Copy each entry exactly, leaving nothing out.

Supplied material:
──────────
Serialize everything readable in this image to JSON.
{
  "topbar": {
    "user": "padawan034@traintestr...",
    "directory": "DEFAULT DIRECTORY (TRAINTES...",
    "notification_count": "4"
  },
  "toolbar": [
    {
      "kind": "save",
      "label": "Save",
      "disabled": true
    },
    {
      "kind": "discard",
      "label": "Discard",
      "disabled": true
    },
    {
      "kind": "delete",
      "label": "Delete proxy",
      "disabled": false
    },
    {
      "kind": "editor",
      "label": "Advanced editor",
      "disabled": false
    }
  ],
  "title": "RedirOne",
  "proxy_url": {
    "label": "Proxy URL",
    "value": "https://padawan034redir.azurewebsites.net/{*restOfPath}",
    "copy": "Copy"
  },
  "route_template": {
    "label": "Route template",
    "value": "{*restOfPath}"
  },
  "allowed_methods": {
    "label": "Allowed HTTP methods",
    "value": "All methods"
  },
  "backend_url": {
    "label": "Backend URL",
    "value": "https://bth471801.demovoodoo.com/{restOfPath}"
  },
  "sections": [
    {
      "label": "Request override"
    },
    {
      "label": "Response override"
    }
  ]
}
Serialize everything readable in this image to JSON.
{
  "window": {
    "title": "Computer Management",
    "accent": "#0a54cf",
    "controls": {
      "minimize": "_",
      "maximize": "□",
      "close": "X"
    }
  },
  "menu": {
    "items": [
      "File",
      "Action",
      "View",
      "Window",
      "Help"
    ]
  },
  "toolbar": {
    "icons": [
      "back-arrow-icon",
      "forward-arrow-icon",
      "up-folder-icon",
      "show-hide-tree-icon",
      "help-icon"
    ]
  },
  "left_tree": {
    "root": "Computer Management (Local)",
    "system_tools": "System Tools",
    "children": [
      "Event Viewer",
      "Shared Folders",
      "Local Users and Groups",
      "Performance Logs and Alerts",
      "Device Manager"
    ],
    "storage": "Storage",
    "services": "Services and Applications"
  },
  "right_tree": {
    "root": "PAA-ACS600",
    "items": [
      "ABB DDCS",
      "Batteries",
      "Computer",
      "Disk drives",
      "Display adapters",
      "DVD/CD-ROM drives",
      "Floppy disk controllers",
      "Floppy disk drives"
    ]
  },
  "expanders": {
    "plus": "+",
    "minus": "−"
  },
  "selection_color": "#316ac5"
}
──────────
Exercise solution:
Serialize everything readable in this image to JSON.
{
  "topbar": {
    "user": "padawan034@traintestr...",
    "directory": "DEFAULT DIRECTORY (TRAINTES...",
    "notification_count": "4"
  },
  "toolbar": [
    {
      "kind": "save",
      "label": "Save",
      "disabled": true
    },
    {
      "kind": "discard",
      "label": "Discard",
      "disabled": true
    },
    {
      "kind": "delete",
      "label": "Delete proxy",
      "disabled": false
    },
    {
      "kind": "editor",
      "label": "Advanced editor",
      "disabled": false
    }
  ],
  "title": "RedirOne",
  "proxy_url": {
    "label": "Proxy URL",
    "value": "https://padawan034redir.azurewebsites.net/{*restOfPath}",
    "copy": "Copy"
  },
  "route_template": {
    "label": "Route template",
    "value": "{*restOfPath}"
  },
  "allowed_methods": {
    "label": "Allowed HTTP methods",
    "value": "All methods"
  },
  "backend_url": {
    "label": "Backend URL",
    "value": "https://bth471801.demovoodoo.com/{restOfPath}"
  },
  "sections": [
    {
      "label": "Request override"
    },
    {
      "label": "Response override"
    }
  ]
}
Serialize everything readable in this image to JSON.
{
  "window": {
    "title": "Computer Management",
    "accent": "#0a54cf",
    "controls": {
      "minimize": "_",
      "maximize": "□",
      "close": "X"
    }
  },
  "menu": {
    "items": [
      "File",
      "Action",
      "View",
      "Window",
      "Help"
    ]
  },
  "toolbar": {
    "icons": [
      "back-arrow-icon",
      "forward-arrow-icon",
      "up-folder-icon",
      "show-hide-tree-icon",
      "help-icon"
    ]
  },
  "left_tree": {
    "root": "Computer Management (Local)",
    "system_tools": "System Tools",
    "children": [
      "Event Viewer",
      "Shared Folders",
      "Local Users and Groups",
      "Performance Logs and Alerts",
      "Device Manager"
    ],
    "storage": "Storage",
    "services": "Services and Applications"
  },
  "right_tree": {
    "root": "PAA-ACS600",
    "items": [
      "ABB DDCS",
      "Batteries",
      "Computer",
      "Disk drives",
      "Display adapters",
      "DVD/CD-ROM drives",
      "Floppy disk controllers",
      "Floppy disk drives"
    ]
  },
  "expanders": {
    "plus": "+",
    "minus": "−"
  },
  "selection_color": "#316ac5"
}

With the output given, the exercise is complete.